O'S WOULDN'T THINK OF MOVING CAL
Six weeks into the season, Cal Ripken was hitting below .250 and the questions were being raised: Should a 6'4", 225-pound power hitter be playing shortstop, and why does he insist on playing every inning of every game?
These questions are hardly new. Last winter Orioles owner Edward Bennett Williams said he wanted Ripken moved to third base, particularly after the acquisition of shortstop Joaquin Gutierrez from Boston. Some members of the organization suggested, before spring training, that Earl Weaver reassess his strong stand on the 25-year-old Ripken's sticking at shortstop, but Weaver—who made the move in July 1982, despite the reluctance of Ripken, then a rookie—refused to listen. "There isn't even a need to talk about it," Weaver maintains. "If we had a Mark Belanger and we didn't have a third baseman, that would be one thing. But we don't have a Belanger." Or a Gutierrez, for that matter. After only 12 at bats, he was put on the disabled list because of chicken pox. "Anyway, Ripken did at shortstop what Belanger, Luis Aparicio or any Hall of Famer ever did [he set an AL record for assists in 1984]. What's so bad about that? He's a great athlete. He's smart. He goes back on pop-ups better than anyone I've ever seen. Sure, he'll eventually move to save his bat, but he's 25. He's the All-Star shortstop, and not just because of his bat."
Ripken takes a great deal of pride in his ability to play short and says moving back to third would make him "feel like a spectator. Why do statistics apply to everyone but me in this case? I don't dive and do fancy things, but if you play where you're supposed to play, every play is routine." He learned some of that from the master, Belanger, who, claiming that diving for balls was a waste of half a step, rarely did so.
Ripken is one of the most intelligent players in the game, and for years he has sat in with pitchers and catchers in their pregame meetings. How long he can maintain the necessary mobility and flexibility at shortstop not even Weaver tries to predict. He has gained five pounds every year, and as he approaches 30, a fading mobility may force a move to third. Some feel that 638 straight games and more than 5,750 consecutive innings have begun to take their toll, although, again, both he and Weaver strongly disagree. "What good does three hours off do me?" asks Ripken, for whom life on the road consists of baseball, eating, baseball, sleeping and baseball. "One steaming hot day in Kansas City last summer, I saw him playing a shagging game in the outfield," recalls Weaver. "I told his father that maybe he shouldn't be doing it, that he might get tired. His dad said, 'The boy loves to play baseball. Baseball keeps him fresh.' " Soulmate Eddie Murray takes the same approach; the only games he has missed in the last two seasons have been because of family illnesses or deaths, and he has played in 96% of the Orioles' games since he came up in 1977.
"The way I look at it, we've played decently, and Eddie and Cal haven't started to hit," says Weaver. "I don't listen to silly things people say, because Cal Ripken is going to hit and be the All-Star shortstop."
A HELPING HAND FROM PAUL RICHARDS
Most baseball people thought that the late Paul Richards was a genius with pitching.
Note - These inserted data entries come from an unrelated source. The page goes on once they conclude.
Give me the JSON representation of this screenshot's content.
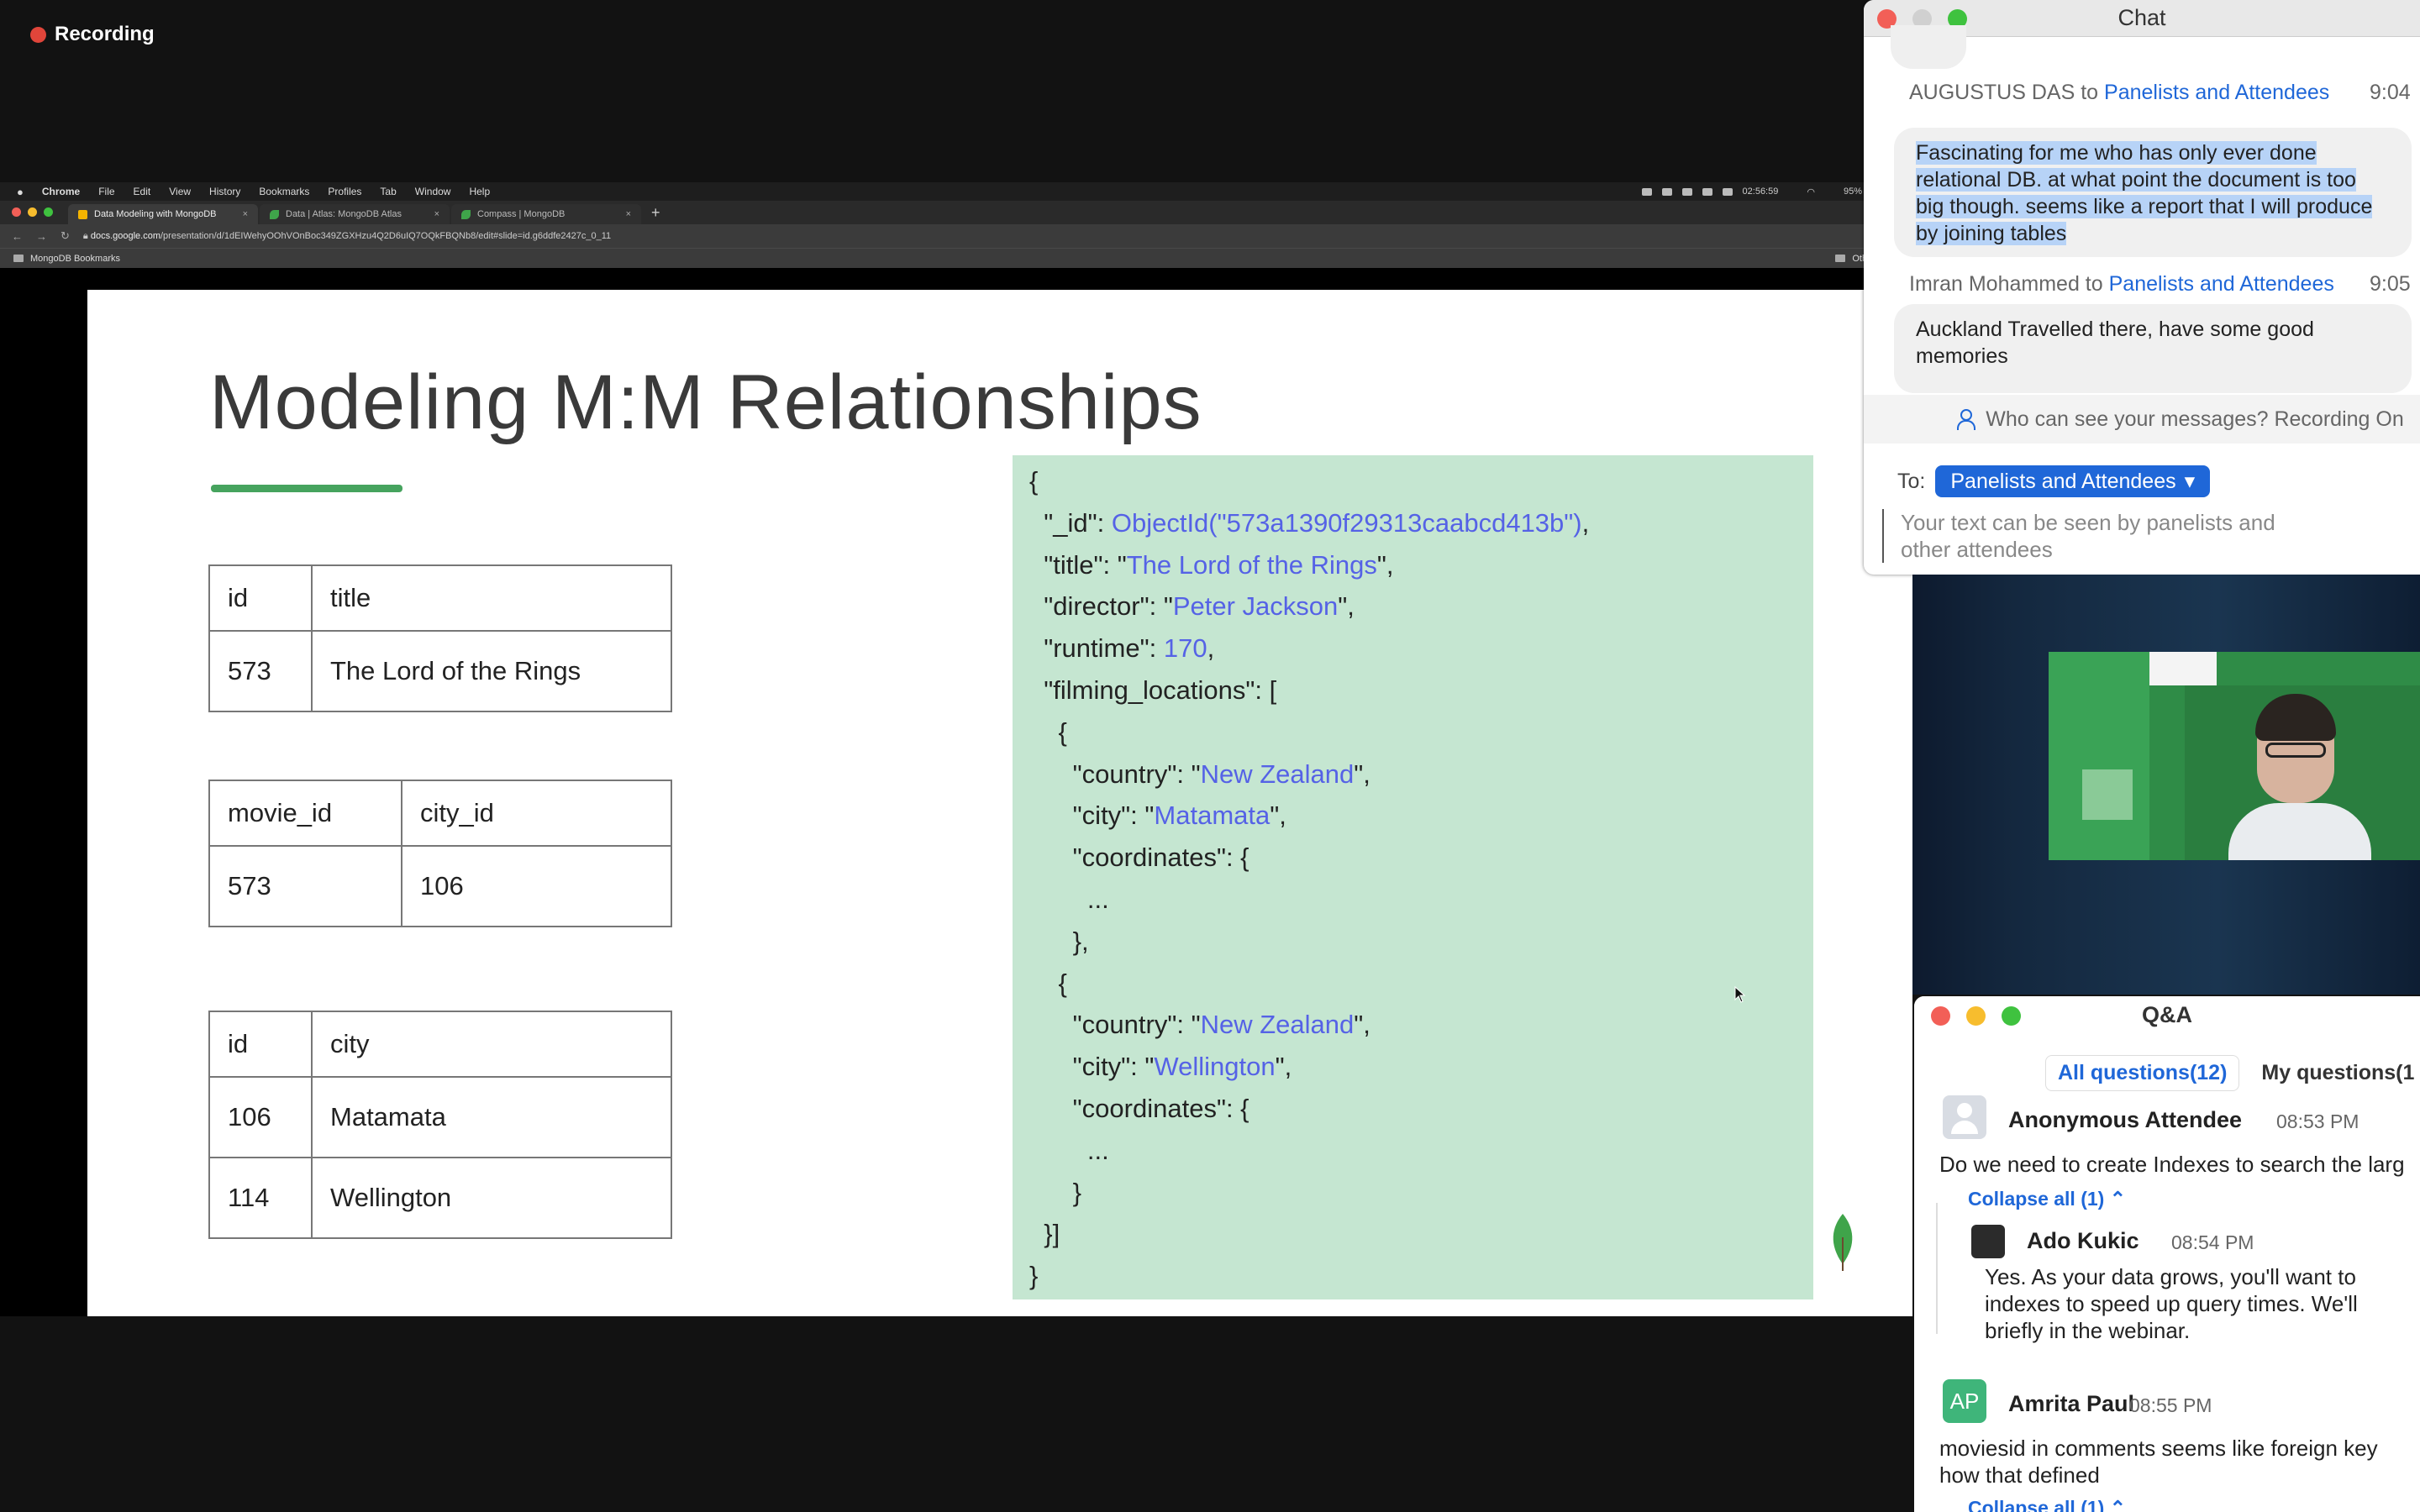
{
  "recording": {
    "label": "Recording"
  },
  "mac_menu": {
    "app": "Chrome",
    "items": [
      "File",
      "Edit",
      "View",
      "History",
      "Bookmarks",
      "Profiles",
      "Tab",
      "Window",
      "Help"
    ],
    "clock": "02:56:59",
    "battery": "95%"
  },
  "browser": {
    "tabs": [
      {
        "label": "Data Modeling with MongoDB"
      },
      {
        "label": "Data | Atlas: MongoDB Atlas"
      },
      {
        "label": "Compass | MongoDB"
      }
    ],
    "new_tab": "+",
    "url_host": "docs.google.com",
    "url_path": "/presentation/d/1dEIWehyOOhVOnBoc349ZGXHzu4Q2D6uIQ7OQkFBQNb8/edit#slide=id.g6ddfe2427c_0_11",
    "bookmark": "MongoDB Bookmarks",
    "other_bookmarks": "Other Book"
  },
  "slide": {
    "title": "Modeling M:M Relationships",
    "tables": [
      {
        "headers": [
          "id",
          "title"
        ],
        "rows": [
          [
            "573",
            "The Lord of the Rings"
          ]
        ]
      },
      {
        "headers": [
          "movie_id",
          "city_id"
        ],
        "rows": [
          [
            "573",
            "106"
          ]
        ]
      },
      {
        "headers": [
          "id",
          "city"
        ],
        "rows": [
          [
            "106",
            "Matamata"
          ],
          [
            "114",
            "Wellington"
          ]
        ]
      }
    ],
    "json": {
      "open": "{",
      "id_key": "  \"_id\": ",
      "id_val": "ObjectId(\"573a1390f29313caabcd413b\")",
      "title_key": "  \"title\": \"",
      "title_val": "The Lord of the Rings",
      "director_key": "  \"director\": \"",
      "director_val": "Peter Jackson",
      "runtime_key": "  \"runtime\": ",
      "runtime_val": "170",
      "locations_key": "  \"filming_locations\": [",
      "brace_open": "    {",
      "country_key": "      \"country\": \"",
      "country_val": "New Zealand",
      "city_key": "      \"city\": \"",
      "city1_val": "Matamata",
      "coords_key": "      \"coordinates\": {",
      "ellipsis": "        ...",
      "inner_close": "      }",
      "brace_close_comma": "    },",
      "city2_val": "Wellington",
      "brace_close": "    }",
      "array_close": "  }]",
      "close": "}"
    }
  },
  "chat": {
    "title": "Chat",
    "messages": [
      {
        "sender": "AUGUSTUS DAS",
        "to_word": " to ",
        "recipient": "Panelists and Attendees",
        "time": "9:04",
        "text": "Fascinating for me who has only ever done relational DB. at what point the document is too big though. seems like a report that I will produce by joining tables"
      },
      {
        "sender": "Imran Mohammed",
        "to_word": " to ",
        "recipient": "Panelists and Attendees",
        "time": "9:05",
        "text": "Auckland Travelled there, have some good memories"
      }
    ],
    "privacy": "Who can see your messages? Recording On",
    "to_label": "To:",
    "to_value": "Panelists and Attendees",
    "placeholder": "Your text can be seen by panelists and other attendees"
  },
  "qa": {
    "title": "Q&A",
    "tab_all": "All questions(12)",
    "tab_mine": "My questions(1",
    "items": [
      {
        "name": "Anonymous Attendee",
        "time": "08:53 PM",
        "text": "Do we need to create Indexes to search the larg",
        "collapse": "Collapse all (1)",
        "answer": {
          "name": "Ado Kukic",
          "time": "08:54 PM",
          "lines": [
            "Yes. As your data grows, you'll want to",
            "indexes to speed up query times. We'll",
            "briefly in the webinar."
          ]
        }
      },
      {
        "name": "Amrita Paul",
        "initials": "AP",
        "time": "08:55 PM",
        "lines": [
          "moviesid in comments seems like foreign key",
          "how that defined"
        ],
        "collapse": "Collapse all (1)"
      }
    ]
  },
  "colors": {
    "accent_blue": "#1f67d8",
    "json_value": "#5562e6",
    "json_bg": "#c5e6d1",
    "title_underline": "#46a35e",
    "recording_red": "#e0453a"
  }
}
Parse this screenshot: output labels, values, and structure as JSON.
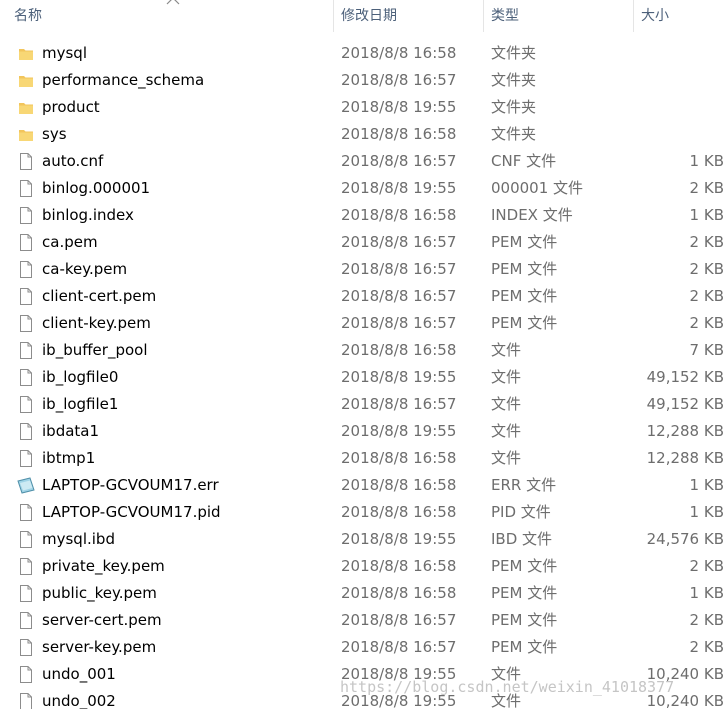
{
  "columns": {
    "name": "名称",
    "date": "修改日期",
    "type": "类型",
    "size": "大小"
  },
  "colors": {
    "header_text": "#4c607a",
    "folder": "#f2c55c",
    "secondary_text": "#6d6d6d"
  },
  "files": [
    {
      "name": "mysql",
      "date": "2018/8/8 16:58",
      "type": "文件夹",
      "size": "",
      "icon": "folder-icon"
    },
    {
      "name": "performance_schema",
      "date": "2018/8/8 16:57",
      "type": "文件夹",
      "size": "",
      "icon": "folder-icon"
    },
    {
      "name": "product",
      "date": "2018/8/8 19:55",
      "type": "文件夹",
      "size": "",
      "icon": "folder-icon"
    },
    {
      "name": "sys",
      "date": "2018/8/8 16:58",
      "type": "文件夹",
      "size": "",
      "icon": "folder-icon"
    },
    {
      "name": "auto.cnf",
      "date": "2018/8/8 16:57",
      "type": "CNF 文件",
      "size": "1 KB",
      "icon": "file-icon"
    },
    {
      "name": "binlog.000001",
      "date": "2018/8/8 19:55",
      "type": "000001 文件",
      "size": "2 KB",
      "icon": "file-icon"
    },
    {
      "name": "binlog.index",
      "date": "2018/8/8 16:58",
      "type": "INDEX 文件",
      "size": "1 KB",
      "icon": "file-icon"
    },
    {
      "name": "ca.pem",
      "date": "2018/8/8 16:57",
      "type": "PEM 文件",
      "size": "2 KB",
      "icon": "file-icon"
    },
    {
      "name": "ca-key.pem",
      "date": "2018/8/8 16:57",
      "type": "PEM 文件",
      "size": "2 KB",
      "icon": "file-icon"
    },
    {
      "name": "client-cert.pem",
      "date": "2018/8/8 16:57",
      "type": "PEM 文件",
      "size": "2 KB",
      "icon": "file-icon"
    },
    {
      "name": "client-key.pem",
      "date": "2018/8/8 16:57",
      "type": "PEM 文件",
      "size": "2 KB",
      "icon": "file-icon"
    },
    {
      "name": "ib_buffer_pool",
      "date": "2018/8/8 16:58",
      "type": "文件",
      "size": "7 KB",
      "icon": "file-icon"
    },
    {
      "name": "ib_logfile0",
      "date": "2018/8/8 19:55",
      "type": "文件",
      "size": "49,152 KB",
      "icon": "file-icon"
    },
    {
      "name": "ib_logfile1",
      "date": "2018/8/8 16:57",
      "type": "文件",
      "size": "49,152 KB",
      "icon": "file-icon"
    },
    {
      "name": "ibdata1",
      "date": "2018/8/8 19:55",
      "type": "文件",
      "size": "12,288 KB",
      "icon": "file-icon"
    },
    {
      "name": "ibtmp1",
      "date": "2018/8/8 16:58",
      "type": "文件",
      "size": "12,288 KB",
      "icon": "file-icon"
    },
    {
      "name": "LAPTOP-GCVOUM17.err",
      "date": "2018/8/8 16:58",
      "type": "ERR 文件",
      "size": "1 KB",
      "icon": "err-file-icon"
    },
    {
      "name": "LAPTOP-GCVOUM17.pid",
      "date": "2018/8/8 16:58",
      "type": "PID 文件",
      "size": "1 KB",
      "icon": "file-icon"
    },
    {
      "name": "mysql.ibd",
      "date": "2018/8/8 19:55",
      "type": "IBD 文件",
      "size": "24,576 KB",
      "icon": "file-icon"
    },
    {
      "name": "private_key.pem",
      "date": "2018/8/8 16:58",
      "type": "PEM 文件",
      "size": "2 KB",
      "icon": "file-icon"
    },
    {
      "name": "public_key.pem",
      "date": "2018/8/8 16:58",
      "type": "PEM 文件",
      "size": "1 KB",
      "icon": "file-icon"
    },
    {
      "name": "server-cert.pem",
      "date": "2018/8/8 16:57",
      "type": "PEM 文件",
      "size": "2 KB",
      "icon": "file-icon"
    },
    {
      "name": "server-key.pem",
      "date": "2018/8/8 16:57",
      "type": "PEM 文件",
      "size": "2 KB",
      "icon": "file-icon"
    },
    {
      "name": "undo_001",
      "date": "2018/8/8 19:55",
      "type": "文件",
      "size": "10,240 KB",
      "icon": "file-icon"
    },
    {
      "name": "undo_002",
      "date": "2018/8/8 19:55",
      "type": "文件",
      "size": "10,240 KB",
      "icon": "file-icon"
    }
  ],
  "watermark": "https://blog.csdn.net/weixin_41018377"
}
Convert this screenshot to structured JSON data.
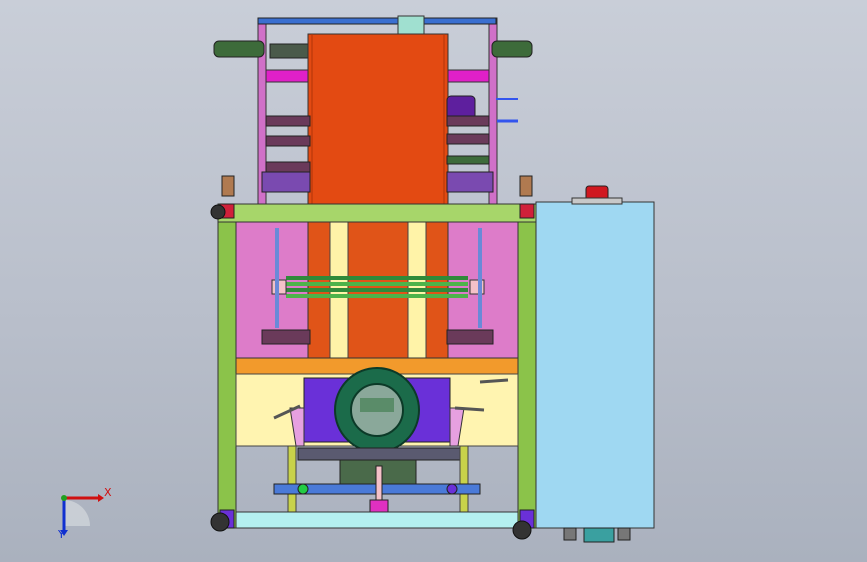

But he applied his great mind to all facets of the game. Right before the Instructional League last fall, the Blue Jays' director for player development, Bobby Mattick, called Richards to ask him what he had done to help Jim Gentile cut down on his strikeouts when he was in the Baltimore farm system. Richards told Mattick that he made Gentile swing at every pitch every day in batting practice in order 1) to force him to make constant contact and 2) to get him out of the habit of swinging the same way every time. Mattick did the same to Glenallen Hill , an outfield prospect of extraordinary physical ability who struck out 212 times in 466 at bats at Class A Kinston, N.C. Hill then struck out only twice in his last 94 at bats in the Instructional League. He is now hitting .291 at Knoxville, with eight homers and 28 RBIs, and he has 39 strikeouts in his first 158 at bats. Hill has improved so much that people within the organization feel he could be in Toronto in September. The Jays already have three good outfielders who are all 26 years old, and their farm system is crammed with outfielders who are major league prospects, including Hill and teammate Silvestre Campusano. So don't be surprised if one of the current outfielders is traded for pitching in something like a George Bell-Danny Jackson deal, which the Jays and Royals have discussed....
Now that Dick Williams has taken over the Mariners, he has the distinction of managing both Jose Tartabull and his son Danny Tartabull. But he's not the first manager of both father and son. Richards managed Sam Hairston for four games in 1951 with the Orioles, and 25 years later he had Jerry Hairston with the White Sox....
Baltimore's Don Aase, who since the return of Weaver has 22 saves in 53 appearances, with a 2.04 ERA, is being clocked at 93 mph. The league is hitting only .149 against him. "He's practically unfair to hit against," says George Brett.